[Interface dataset entries]

=== Begin Enclosure ===

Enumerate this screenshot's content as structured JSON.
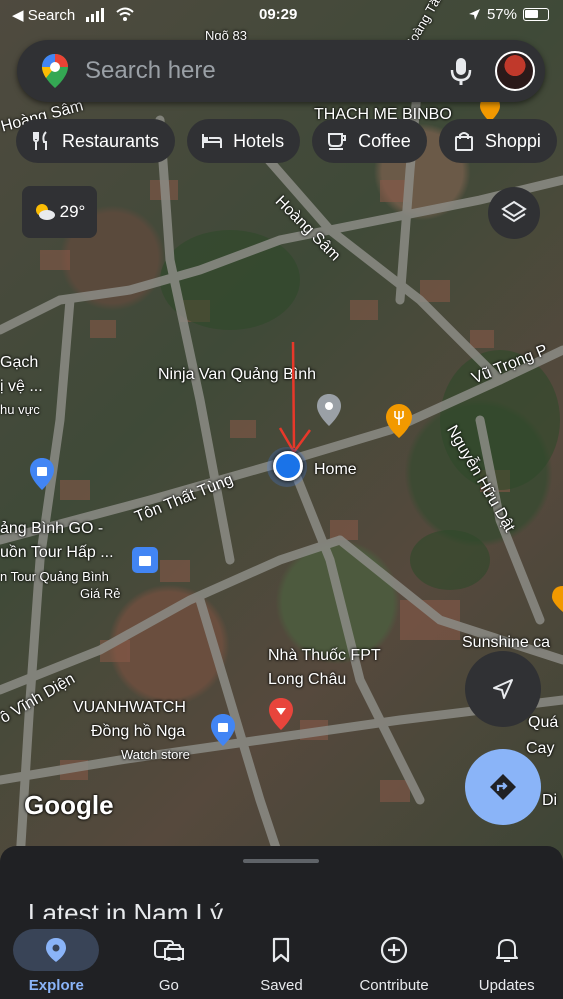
{
  "status": {
    "carrier": "◀ Search",
    "time": "09:29",
    "battery": "57%"
  },
  "search": {
    "placeholder": "Search here"
  },
  "chips": [
    {
      "label": "Restaurants",
      "icon": "fork-knife-icon"
    },
    {
      "label": "Hotels",
      "icon": "bed-icon"
    },
    {
      "label": "Coffee",
      "icon": "coffee-cup-icon"
    },
    {
      "label": "Shoppi",
      "icon": "shopping-bag-icon"
    }
  ],
  "weather": {
    "temp": "29°",
    "icon": "partly-sunny-icon"
  },
  "map_labels": {
    "road_hoang_sam_top": "Hoàng Sâm",
    "road_hoang_sam": "Hoàng Sâm",
    "thach_me": "THẠCH MẸ BINBO",
    "road_nga": "Ngõ 83",
    "road_hoang_tang": "Hoàng Tăng",
    "ninja_van": "Ninja Van Quảng Bình",
    "home": "Home",
    "ton_that_tung": "Tôn Thất Tùng",
    "vu_trong": "Vũ Trọng P",
    "nguyen_huu_dat": "Nguyễn Hữu Dật",
    "gach": "Gạch",
    "dich_ve": "ị vệ ...",
    "khu_vuc": "hu vực",
    "binh_go": "ảng Bình GO -",
    "uon_tour": "uồn Tour Hấp ...",
    "tour_qb": "n Tour Quảng Bình",
    "gia_re": "Giá Rẻ",
    "sunshine": "Sunshine ca",
    "nha_thuoc": "Nhà Thuốc FPT",
    "long_chau": "Long Châu",
    "vinh_dien": "ồ Vĩnh Diện",
    "vuanh": "VUANHWATCH",
    "dong_ho": "Đồng hồ Nga",
    "watch_store": "Watch store",
    "quan": "Quá",
    "cay": "Cay",
    "di": "Di",
    "google": "Google"
  },
  "sheet": {
    "title": "Latest in Nam Lý"
  },
  "nav": [
    {
      "label": "Explore",
      "icon": "location-pin-icon",
      "active": true
    },
    {
      "label": "Go",
      "icon": "car-icon",
      "active": false
    },
    {
      "label": "Saved",
      "icon": "bookmark-icon",
      "active": false
    },
    {
      "label": "Contribute",
      "icon": "add-circle-icon",
      "active": false
    },
    {
      "label": "Updates",
      "icon": "bell-icon",
      "active": false
    }
  ],
  "colors": {
    "accent": "#8ab4f8",
    "location_blue": "#1a73e8",
    "annotation_red": "#e8382a",
    "surface": "#303134"
  }
}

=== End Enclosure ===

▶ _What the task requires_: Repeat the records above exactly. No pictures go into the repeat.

▶ _Worked solution_:
Enumerate this screenshot's content as structured JSON.
{
  "status": {
    "carrier": "◀ Search",
    "time": "09:29",
    "battery": "57%"
  },
  "search": {
    "placeholder": "Search here"
  },
  "chips": [
    {
      "label": "Restaurants",
      "icon": "fork-knife-icon"
    },
    {
      "label": "Hotels",
      "icon": "bed-icon"
    },
    {
      "label": "Coffee",
      "icon": "coffee-cup-icon"
    },
    {
      "label": "Shoppi",
      "icon": "shopping-bag-icon"
    }
  ],
  "weather": {
    "temp": "29°",
    "icon": "partly-sunny-icon"
  },
  "map_labels": {
    "road_hoang_sam_top": "Hoàng Sâm",
    "road_hoang_sam": "Hoàng Sâm",
    "thach_me": "THẠCH MẸ BINBO",
    "road_nga": "Ngõ 83",
    "road_hoang_tang": "Hoàng Tăng",
    "ninja_van": "Ninja Van Quảng Bình",
    "home": "Home",
    "ton_that_tung": "Tôn Thất Tùng",
    "vu_trong": "Vũ Trọng P",
    "nguyen_huu_dat": "Nguyễn Hữu Dật",
    "gach": "Gạch",
    "dich_ve": "ị vệ ...",
    "khu_vuc": "hu vực",
    "binh_go": "ảng Bình GO -",
    "uon_tour": "uồn Tour Hấp ...",
    "tour_qb": "n Tour Quảng Bình",
    "gia_re": "Giá Rẻ",
    "sunshine": "Sunshine ca",
    "nha_thuoc": "Nhà Thuốc FPT",
    "long_chau": "Long Châu",
    "vinh_dien": "ồ Vĩnh Diện",
    "vuanh": "VUANHWATCH",
    "dong_ho": "Đồng hồ Nga",
    "watch_store": "Watch store",
    "quan": "Quá",
    "cay": "Cay",
    "di": "Di",
    "google": "Google"
  },
  "sheet": {
    "title": "Latest in Nam Lý"
  },
  "nav": [
    {
      "label": "Explore",
      "icon": "location-pin-icon",
      "active": true
    },
    {
      "label": "Go",
      "icon": "car-icon",
      "active": false
    },
    {
      "label": "Saved",
      "icon": "bookmark-icon",
      "active": false
    },
    {
      "label": "Contribute",
      "icon": "add-circle-icon",
      "active": false
    },
    {
      "label": "Updates",
      "icon": "bell-icon",
      "active": false
    }
  ],
  "colors": {
    "accent": "#8ab4f8",
    "location_blue": "#1a73e8",
    "annotation_red": "#e8382a",
    "surface": "#303134"
  }
}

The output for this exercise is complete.